Today we’re celebrating the release of Renee Collins’ fascinating debut, RELIC, which comes out tomorrow!
After a raging fire consumes her town and kills her parents, Maggie Davis is on her own to protect her younger sister and survive the best she can in the Colorado town of Burning Mesa. In Maggie’s world, the bones of long-extinct magical creatures such as dragons and sirens are mined and traded for their residual magical elements, and harnessing these relics’ powers allows the user to wield fire, turn invisible, or heal even the worst of injuries.
Working in a local saloon, Maggie befriends the spirited showgirl Adelaide and falls for the roguish cowboy Landon. But when she proves to have a particular skill at harnessing the relics’ powers, Maggie is whisked away to the glamorous hacienda of Álvar Castilla, the wealthy young relic baron who runs Burning Mesa. Though his intentions aren’t always clear, Álvar trains Maggie in the world of relic magic. But when the mysterious fires reappear in their neighboring towns, Maggie must discover who is channeling relic magic for evil before it’s too late.
RELIC is a thrilling adventure set in a wholly unique world, and a spell-binding story of love, trust, and the power of good.
And now…it’s time to pelt the author with questions from the rest of the group!
Sharon Biggs Waller: What inspired you to write a story based in the Old West?
Renee Collins: Actually, it started with a book, (as most good things do.) The book club I’m in read These Is My Words by Nancy Turner. I was captivated by the harsh and wild setting of Old West Arizona, and immediately fell in love. I live in Western Colorado, near gorgeous red rock cliffs, and it all kind of took off from there.
Jessica Spotswood: What kind of Wild West research did you do? What’s one fun tidbit you learned?
RC: I did quite a bit of research, especially in regards to the Apaches. I wanted to be very careful that my portrayal rang true, even though these Apaches are set in an alternate history world, and are therefore somewhat different from true Apaches.
I often had to research terminology.
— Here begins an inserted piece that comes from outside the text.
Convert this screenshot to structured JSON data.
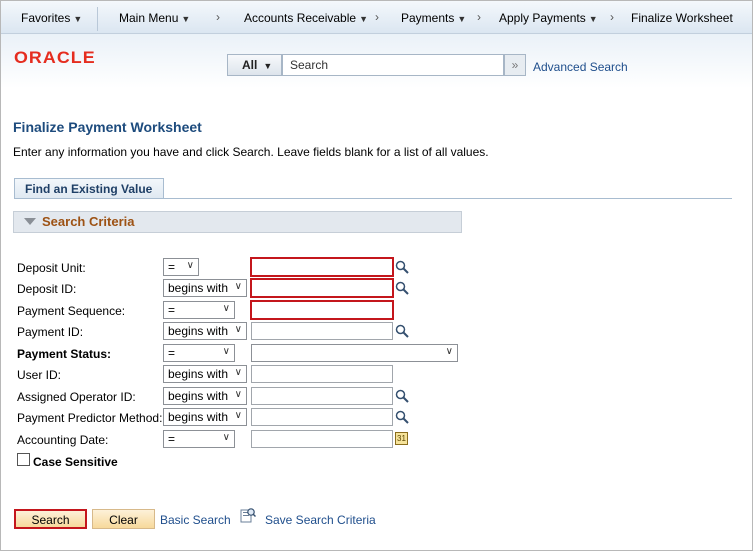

There’s a character at The Desert Rose saloon who I refer to as a “bouncer.” My editor questioned the word choice, but I had done my research! In fact, bouncers were very important in the Old West, in the brothels and saloons, to keep order and manage the crowd. And they were called bouncers. It’s where the term originated.
Jenn McGowan: Your book creates an extraordinary Wild West-meets-Magic world for readers to explore. What was the best part of building this world for you — imagining it, researching it, or writing it — and why?
RC: For me, the best part was blending the fantasy world with the history. I made the deliberate choice to use some of the iconic characters and settings of the Old West, but I tried to give each one a fantasy related twist. It was challenging, but also very fun!
Katherine Longshore: What was the most difficult part of combining the Old West and fantasy? What was the easiest?
RC: The most difficult part was using the tropes, but avoiding cliches. Adelaide, for example, is a theme on the “Whore with the Heart of Gold.” But I didn’t want to make her only that. So, I had to be very careful to give each of my characters their own unique layers. And as any writer will know, that’s not easy!
What *was* easy was describing the landscape. I live in the West! In the shadow of gorgeous red rock cliffs, just like Maggie. So, when I needed some inspiration in describing the dusty, sun-baked atmosphere of Burning Mesa, all I had to do was look out my window.
Jillian Anderson Coates: What’s the best piece of advice you’ve ever received from another author?
RC: Don’t compare your journey to anyone else’s. It took me a while to really take this advice. And it’s still hard not to compare sometimes. But, truly, nothing good comes from it.
Cat Winters: When you’re not writing novels, what do you like to do for fun?
RC: I’m a very social person, so I love hanging out with family and friends. I love playing board games. Settlers of Catan? Anyone? So fun! I also love movies. In another life, I would have been a filmmaker. I studied it a little in college, but now I’m happy to just watch and enjoy.